But let’s be crazy for a second. There are specific times when research is useful as a way of getting a message across, and even building a stronger relationship with your respondent. One place this works particularly well is with employee research. What are the reasons that organizations typically conduct research with their staff? Well, for many organizations it’s an annual values, satisfaction or engagement survey. But there are other reasons for an organization to survey people. What if you, as a researcher or an HR person, wanted to know whether your employees know how much your company gives back to the community? In this instance, perhaps you run a survey on this topic. Would it be a bad thing if, after the important questions are asked, you include more information on this topic so that your staff know what you do for charitable giving/volunteering etc.? You still gather the relevant information so you know what is and is not working about your program, but at the end of it your staff may feel a bit better, a bit more in tune with what your organization is doing, a bit more ’on the same side.’
How about for social events? You can survey people about what they’d like to see and do, and how they feel about participating – and after the process of gathering opinions and perceptions, encourage people to participate. Mentoring? Asking people whether they’d be interested in participating in a mentoring program, and in the process sharing the benefits and responsibilities? How about an onboarding survey that has a checklist for a new hire, but also shares with them some of what the organization is about? There are certainly a lot of possibilities here, and by involving employees this way, you may find some better feedback on that annual satisfaction survey.
Sure, you may want to exercise some caution – if you were conducting your annual values survey, you would want to get an unbiased read on how people understand the company values before describing them in more detail. But, that said, there’s no harm in asking about opinions and perceptions of company values, and then describe the intent of the values and invite employees to give feedback about how the company could better live the values it espouses. In that process, the employee becomes more in tune with what the company is trying to do. That’s a good thing.

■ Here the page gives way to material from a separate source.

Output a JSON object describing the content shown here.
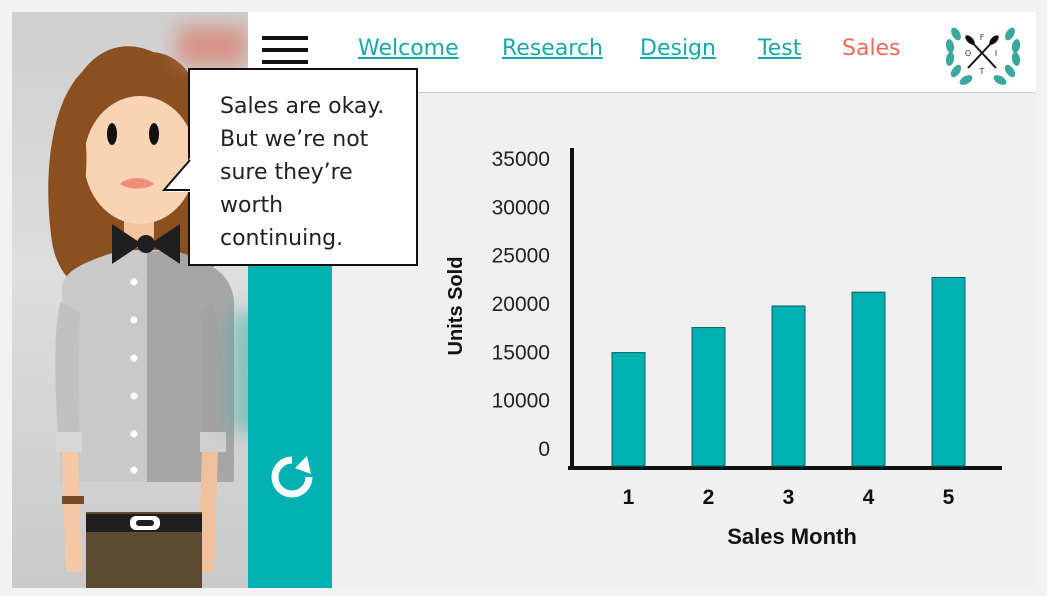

When conducting employee research, I have often heard employees of various companies in very different industries ask for more communication. I’ve always held that the critical component of communication is better rather than simply more. And part of what makes communication better is dialogue. Surveys, discussions, forums, sharing feedback from these – all of these are ways to evolve communication from a top-down to a two-way process.